- Platform Security Architecture (PSA) from Arm enhances support for cost-effective state-of-the-art security in the IoT world
- ST’s Arm Cortex-M7 based STM32H7 series MCUs combine PSA principles with advanced security features and services
STMicroelectronics, a global semiconductor leader serving customers across the spectrum of electronics applications and a leading supplier of Arm-based microcontrollers (MCU) used in Internet-of-Things (IoT) devices, welcomes Platform Security Architecture (PSA) from Arm, announced on November 01, 2017, as a major enabler for ubiquitous, best-in-class cyber security. ST’s STM32H7 high-performing MCUs are designed with the same security concepts as the PSA framework and combine these principles with STM32-family enhanced security features and services.
People and organizations are increasingly dependent on connected electronic devices to manage time, monitor health, handle social interactions, consume or deliver services, maximize productivity, and many other activities. Preventing unauthorized interactions with these devices is essential to protecting identity, personal information, physical assets, and intellectual property. As the IoT grows in scope and pervasiveness, public safety and national security are also at stake. As device manufacturers must always innovate to beat new and inventive hacking exploits, PSA helps them implement state-of-the-art security cost-effectively in small, resource-constrained devices.
“Security is a major priority to ensure the success of the IoT. Winning the confidence of end users — from individual consumers to businesses and government agencies – is critical to adoption,” said Michel Buffa, Microcontroller Division General Manager, STMicroelectronics. “PSA from Arm is making core security capabilities like device identity and over-the-air (OTA) updates more affordable and scalable for small autonomous IoT devices, and we’ve made it work with the existing security features of STM32 microcontrollers, including on our high-performing STM32H7 series.”
ST’s STM32H7 MCU devicesintegrate hardware-based security features including a True Random-Number Generator (TRNG) and advanced cryptographic processor, which will simplify protecting embedded applications and global IoT systems against attacks like eavesdropping, spoofing, or man-in-the-middle interception. In addition, secure firmware loading facilities help OEMs ensure their products can be programmed safely and securely, even off-site at a contract manufacturer or programming house. To enable secure loading, security keys and software services already on-board the MCU permit OEMs to provide manufacturing partners with already-encrypted firmware, making intercepting, copying, or tampering with the code impossible. This enables programming and authenticating the device to establish the root-of-trust mechanism needed for the device to be connected to the end-user’s network and remotely updated over the air (OTA) to apply security patches or feature upgrades throughout the lifetime of the device.

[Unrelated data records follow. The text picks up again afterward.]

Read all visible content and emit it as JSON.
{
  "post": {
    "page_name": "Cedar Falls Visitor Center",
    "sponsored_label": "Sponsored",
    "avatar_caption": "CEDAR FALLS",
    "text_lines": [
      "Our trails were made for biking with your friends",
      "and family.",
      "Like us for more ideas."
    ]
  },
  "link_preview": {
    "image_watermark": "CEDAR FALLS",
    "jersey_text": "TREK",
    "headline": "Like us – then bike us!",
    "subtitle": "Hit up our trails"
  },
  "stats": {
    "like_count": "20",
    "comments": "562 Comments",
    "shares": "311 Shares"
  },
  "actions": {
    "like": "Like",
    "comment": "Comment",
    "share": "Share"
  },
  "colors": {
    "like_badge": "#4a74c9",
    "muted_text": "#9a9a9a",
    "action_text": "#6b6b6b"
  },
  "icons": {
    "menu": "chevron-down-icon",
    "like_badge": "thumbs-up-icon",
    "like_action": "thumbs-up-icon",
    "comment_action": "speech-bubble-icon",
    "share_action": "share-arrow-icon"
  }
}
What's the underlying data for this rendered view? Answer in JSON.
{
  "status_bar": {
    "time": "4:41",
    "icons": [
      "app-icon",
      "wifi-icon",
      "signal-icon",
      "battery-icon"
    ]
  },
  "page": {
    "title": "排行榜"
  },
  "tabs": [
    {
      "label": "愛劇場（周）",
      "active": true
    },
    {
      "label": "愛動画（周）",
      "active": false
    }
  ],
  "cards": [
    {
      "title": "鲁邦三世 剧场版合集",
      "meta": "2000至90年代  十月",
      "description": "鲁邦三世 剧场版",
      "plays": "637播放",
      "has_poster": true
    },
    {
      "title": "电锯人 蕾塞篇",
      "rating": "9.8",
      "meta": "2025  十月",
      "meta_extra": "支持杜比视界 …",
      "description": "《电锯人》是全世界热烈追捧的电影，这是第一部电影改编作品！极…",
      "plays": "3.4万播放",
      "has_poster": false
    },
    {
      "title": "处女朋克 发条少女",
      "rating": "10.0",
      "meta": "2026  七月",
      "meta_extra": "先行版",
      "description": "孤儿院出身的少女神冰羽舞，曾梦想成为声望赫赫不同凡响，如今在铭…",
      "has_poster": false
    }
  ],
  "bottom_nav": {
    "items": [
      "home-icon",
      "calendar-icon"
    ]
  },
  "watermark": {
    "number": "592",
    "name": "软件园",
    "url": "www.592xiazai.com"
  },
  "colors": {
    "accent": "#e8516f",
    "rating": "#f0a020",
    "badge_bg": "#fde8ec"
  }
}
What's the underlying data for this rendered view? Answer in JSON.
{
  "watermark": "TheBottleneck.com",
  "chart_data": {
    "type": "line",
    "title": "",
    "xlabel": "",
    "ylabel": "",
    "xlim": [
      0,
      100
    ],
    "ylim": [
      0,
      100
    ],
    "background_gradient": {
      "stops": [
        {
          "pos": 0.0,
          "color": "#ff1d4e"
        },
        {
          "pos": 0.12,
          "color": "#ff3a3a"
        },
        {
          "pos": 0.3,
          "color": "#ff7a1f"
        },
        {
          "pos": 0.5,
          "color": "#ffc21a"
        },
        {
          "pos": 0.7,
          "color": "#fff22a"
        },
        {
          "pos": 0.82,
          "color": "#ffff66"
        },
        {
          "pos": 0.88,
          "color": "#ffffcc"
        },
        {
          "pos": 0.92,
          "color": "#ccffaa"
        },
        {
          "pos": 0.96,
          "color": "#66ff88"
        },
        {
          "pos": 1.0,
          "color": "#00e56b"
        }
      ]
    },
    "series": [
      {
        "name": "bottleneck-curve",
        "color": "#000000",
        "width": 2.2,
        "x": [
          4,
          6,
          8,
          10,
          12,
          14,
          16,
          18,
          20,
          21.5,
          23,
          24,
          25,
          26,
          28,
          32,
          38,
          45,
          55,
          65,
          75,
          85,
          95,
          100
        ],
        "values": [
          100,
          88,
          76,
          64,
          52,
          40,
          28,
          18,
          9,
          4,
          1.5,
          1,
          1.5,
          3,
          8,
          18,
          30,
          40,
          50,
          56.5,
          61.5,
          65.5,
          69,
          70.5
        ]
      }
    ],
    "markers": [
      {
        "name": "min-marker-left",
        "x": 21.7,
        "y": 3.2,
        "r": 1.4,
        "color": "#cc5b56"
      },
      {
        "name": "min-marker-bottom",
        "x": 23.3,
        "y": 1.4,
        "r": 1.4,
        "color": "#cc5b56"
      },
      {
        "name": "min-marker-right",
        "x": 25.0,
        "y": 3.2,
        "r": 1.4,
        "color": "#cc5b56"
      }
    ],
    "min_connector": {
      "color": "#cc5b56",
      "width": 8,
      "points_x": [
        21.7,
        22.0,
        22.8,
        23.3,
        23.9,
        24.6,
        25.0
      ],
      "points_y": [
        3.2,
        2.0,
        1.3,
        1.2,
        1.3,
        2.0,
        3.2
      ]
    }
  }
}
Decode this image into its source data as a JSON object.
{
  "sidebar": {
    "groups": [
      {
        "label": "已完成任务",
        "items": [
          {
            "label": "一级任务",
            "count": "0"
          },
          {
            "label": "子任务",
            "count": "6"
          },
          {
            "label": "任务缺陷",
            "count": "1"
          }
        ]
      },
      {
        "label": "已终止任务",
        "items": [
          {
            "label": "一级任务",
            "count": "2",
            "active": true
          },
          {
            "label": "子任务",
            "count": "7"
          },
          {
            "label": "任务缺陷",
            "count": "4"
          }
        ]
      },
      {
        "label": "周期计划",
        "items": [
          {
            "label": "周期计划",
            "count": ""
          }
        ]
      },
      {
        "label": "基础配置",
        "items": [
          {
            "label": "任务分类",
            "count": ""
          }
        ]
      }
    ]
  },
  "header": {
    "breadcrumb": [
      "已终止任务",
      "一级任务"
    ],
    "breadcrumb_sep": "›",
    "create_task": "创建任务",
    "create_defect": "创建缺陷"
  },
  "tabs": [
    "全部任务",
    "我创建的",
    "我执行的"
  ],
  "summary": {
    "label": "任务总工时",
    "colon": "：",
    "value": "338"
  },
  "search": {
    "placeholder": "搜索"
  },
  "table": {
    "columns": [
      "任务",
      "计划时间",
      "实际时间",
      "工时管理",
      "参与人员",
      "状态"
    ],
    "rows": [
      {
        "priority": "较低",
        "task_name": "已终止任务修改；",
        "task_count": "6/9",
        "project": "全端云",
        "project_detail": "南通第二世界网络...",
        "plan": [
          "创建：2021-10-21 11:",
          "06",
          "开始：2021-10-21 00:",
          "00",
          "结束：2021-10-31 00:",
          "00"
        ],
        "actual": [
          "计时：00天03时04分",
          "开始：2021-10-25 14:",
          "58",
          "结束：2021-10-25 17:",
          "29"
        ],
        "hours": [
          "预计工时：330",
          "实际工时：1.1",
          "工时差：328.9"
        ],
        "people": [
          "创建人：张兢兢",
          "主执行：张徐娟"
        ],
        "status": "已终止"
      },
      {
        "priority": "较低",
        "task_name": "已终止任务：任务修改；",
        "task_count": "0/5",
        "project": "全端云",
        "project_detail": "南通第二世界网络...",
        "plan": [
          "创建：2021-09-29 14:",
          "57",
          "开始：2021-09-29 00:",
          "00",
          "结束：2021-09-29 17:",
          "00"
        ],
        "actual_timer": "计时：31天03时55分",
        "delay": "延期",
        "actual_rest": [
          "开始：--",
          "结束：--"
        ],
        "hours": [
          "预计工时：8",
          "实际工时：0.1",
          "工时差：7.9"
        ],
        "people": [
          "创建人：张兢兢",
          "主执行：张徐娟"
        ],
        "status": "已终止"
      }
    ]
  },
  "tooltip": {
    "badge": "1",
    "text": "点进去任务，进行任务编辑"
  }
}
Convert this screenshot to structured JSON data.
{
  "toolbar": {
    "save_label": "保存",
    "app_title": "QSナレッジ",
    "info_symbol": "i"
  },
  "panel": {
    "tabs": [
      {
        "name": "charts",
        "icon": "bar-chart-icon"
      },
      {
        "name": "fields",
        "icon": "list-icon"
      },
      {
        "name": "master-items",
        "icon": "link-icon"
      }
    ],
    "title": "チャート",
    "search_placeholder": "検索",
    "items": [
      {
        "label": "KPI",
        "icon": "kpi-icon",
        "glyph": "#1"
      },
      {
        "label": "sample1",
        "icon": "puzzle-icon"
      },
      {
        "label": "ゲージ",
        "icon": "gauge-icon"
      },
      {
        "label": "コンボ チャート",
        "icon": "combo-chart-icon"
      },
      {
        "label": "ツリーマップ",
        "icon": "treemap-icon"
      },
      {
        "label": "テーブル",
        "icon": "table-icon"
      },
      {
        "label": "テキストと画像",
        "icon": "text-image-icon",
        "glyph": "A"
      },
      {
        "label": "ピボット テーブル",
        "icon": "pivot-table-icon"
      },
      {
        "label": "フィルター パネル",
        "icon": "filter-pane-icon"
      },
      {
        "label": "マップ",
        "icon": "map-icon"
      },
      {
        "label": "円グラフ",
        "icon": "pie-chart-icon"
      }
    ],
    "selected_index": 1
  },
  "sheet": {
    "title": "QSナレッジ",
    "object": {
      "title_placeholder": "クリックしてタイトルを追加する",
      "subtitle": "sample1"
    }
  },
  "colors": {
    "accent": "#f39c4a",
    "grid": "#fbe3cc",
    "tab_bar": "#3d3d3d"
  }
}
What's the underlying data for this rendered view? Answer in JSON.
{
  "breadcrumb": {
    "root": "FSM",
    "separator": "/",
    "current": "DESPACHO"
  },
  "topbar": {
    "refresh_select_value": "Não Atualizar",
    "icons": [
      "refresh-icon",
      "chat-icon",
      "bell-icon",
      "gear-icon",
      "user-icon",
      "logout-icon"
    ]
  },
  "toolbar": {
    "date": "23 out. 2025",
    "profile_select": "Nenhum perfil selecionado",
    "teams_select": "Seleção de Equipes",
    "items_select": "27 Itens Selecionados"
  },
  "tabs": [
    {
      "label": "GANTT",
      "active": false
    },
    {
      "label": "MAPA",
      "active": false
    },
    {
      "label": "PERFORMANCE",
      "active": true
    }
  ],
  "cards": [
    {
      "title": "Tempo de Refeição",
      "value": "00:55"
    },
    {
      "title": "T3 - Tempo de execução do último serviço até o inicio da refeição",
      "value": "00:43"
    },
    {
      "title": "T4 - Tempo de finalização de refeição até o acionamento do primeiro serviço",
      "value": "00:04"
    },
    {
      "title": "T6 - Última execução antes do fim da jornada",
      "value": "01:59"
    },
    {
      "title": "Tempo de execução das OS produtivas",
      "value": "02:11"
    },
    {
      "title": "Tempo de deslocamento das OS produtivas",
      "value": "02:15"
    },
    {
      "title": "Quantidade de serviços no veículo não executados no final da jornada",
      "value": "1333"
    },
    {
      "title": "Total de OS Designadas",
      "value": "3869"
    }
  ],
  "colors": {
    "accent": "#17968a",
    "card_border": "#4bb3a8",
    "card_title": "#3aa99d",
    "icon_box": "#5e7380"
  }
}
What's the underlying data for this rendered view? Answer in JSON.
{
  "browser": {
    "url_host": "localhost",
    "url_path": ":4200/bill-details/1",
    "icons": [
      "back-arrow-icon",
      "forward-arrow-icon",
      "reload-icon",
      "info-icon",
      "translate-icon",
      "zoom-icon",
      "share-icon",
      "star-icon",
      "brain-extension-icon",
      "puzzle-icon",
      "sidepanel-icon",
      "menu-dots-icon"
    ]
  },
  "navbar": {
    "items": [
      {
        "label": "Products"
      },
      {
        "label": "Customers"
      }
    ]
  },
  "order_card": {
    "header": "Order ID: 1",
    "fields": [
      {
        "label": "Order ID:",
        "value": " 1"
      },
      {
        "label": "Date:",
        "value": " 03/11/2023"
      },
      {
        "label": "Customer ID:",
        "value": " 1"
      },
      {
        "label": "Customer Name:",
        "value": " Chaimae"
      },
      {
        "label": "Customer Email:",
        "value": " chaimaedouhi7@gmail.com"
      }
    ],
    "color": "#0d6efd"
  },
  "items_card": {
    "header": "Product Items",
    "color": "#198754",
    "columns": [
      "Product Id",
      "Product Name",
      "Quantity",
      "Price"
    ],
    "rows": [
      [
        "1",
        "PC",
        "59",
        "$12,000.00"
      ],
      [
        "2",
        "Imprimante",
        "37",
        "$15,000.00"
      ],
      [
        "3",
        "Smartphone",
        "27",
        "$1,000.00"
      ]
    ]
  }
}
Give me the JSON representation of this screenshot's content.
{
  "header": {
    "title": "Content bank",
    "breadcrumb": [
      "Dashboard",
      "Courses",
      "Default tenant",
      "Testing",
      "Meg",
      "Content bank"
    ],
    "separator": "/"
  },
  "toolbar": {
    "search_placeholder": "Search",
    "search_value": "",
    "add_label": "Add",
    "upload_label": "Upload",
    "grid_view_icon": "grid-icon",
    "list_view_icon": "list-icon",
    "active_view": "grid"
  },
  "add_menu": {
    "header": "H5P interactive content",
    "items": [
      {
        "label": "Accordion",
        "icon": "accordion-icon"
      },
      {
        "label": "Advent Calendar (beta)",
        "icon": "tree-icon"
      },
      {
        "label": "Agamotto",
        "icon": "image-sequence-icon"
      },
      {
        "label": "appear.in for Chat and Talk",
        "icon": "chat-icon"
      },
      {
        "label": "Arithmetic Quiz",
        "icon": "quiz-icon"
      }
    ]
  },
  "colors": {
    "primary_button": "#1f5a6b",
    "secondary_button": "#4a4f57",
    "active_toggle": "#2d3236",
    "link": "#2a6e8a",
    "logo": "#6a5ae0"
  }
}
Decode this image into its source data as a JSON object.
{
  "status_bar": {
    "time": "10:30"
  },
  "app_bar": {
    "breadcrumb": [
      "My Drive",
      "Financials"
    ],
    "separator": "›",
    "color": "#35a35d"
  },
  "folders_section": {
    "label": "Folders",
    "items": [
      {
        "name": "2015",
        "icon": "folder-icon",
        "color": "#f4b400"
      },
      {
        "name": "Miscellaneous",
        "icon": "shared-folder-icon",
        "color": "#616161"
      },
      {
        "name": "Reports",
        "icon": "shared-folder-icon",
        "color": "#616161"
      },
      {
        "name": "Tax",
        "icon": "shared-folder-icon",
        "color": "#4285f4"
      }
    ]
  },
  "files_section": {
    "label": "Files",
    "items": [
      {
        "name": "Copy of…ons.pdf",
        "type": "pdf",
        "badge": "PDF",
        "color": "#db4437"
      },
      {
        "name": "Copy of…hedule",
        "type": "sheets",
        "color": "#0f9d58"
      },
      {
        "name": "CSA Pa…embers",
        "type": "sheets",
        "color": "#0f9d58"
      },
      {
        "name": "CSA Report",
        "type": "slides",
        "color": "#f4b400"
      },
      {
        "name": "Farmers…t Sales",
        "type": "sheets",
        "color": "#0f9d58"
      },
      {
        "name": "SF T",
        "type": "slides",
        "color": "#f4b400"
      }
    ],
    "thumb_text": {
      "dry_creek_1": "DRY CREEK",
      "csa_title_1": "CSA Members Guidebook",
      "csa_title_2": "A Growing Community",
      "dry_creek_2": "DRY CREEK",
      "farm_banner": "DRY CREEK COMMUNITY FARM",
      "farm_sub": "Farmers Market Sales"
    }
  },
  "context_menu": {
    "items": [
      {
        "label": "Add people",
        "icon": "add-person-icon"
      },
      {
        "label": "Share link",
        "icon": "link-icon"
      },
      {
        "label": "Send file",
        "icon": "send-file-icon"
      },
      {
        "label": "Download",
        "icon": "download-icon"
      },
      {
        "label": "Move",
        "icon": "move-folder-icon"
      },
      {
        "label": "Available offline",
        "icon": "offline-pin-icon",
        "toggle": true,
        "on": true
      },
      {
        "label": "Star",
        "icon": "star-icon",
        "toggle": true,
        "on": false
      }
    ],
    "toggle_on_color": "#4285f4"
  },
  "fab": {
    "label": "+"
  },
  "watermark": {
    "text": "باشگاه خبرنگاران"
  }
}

“Arm is working with our ecosystem to shift the economics of security with the introduction of PSA as a common industry framework for securing the next trillion connected devices,” said Paul Williamson, vice president, and general manager, IoT Device IP, Arm. “The secure hardware blocks and firmware-loading services ST has embedded in the Cortex-M based STM32H7 series utilizes the Arm PSA principles to drive innovation in security for a broad range of applications, including communication gateways and connected objects.”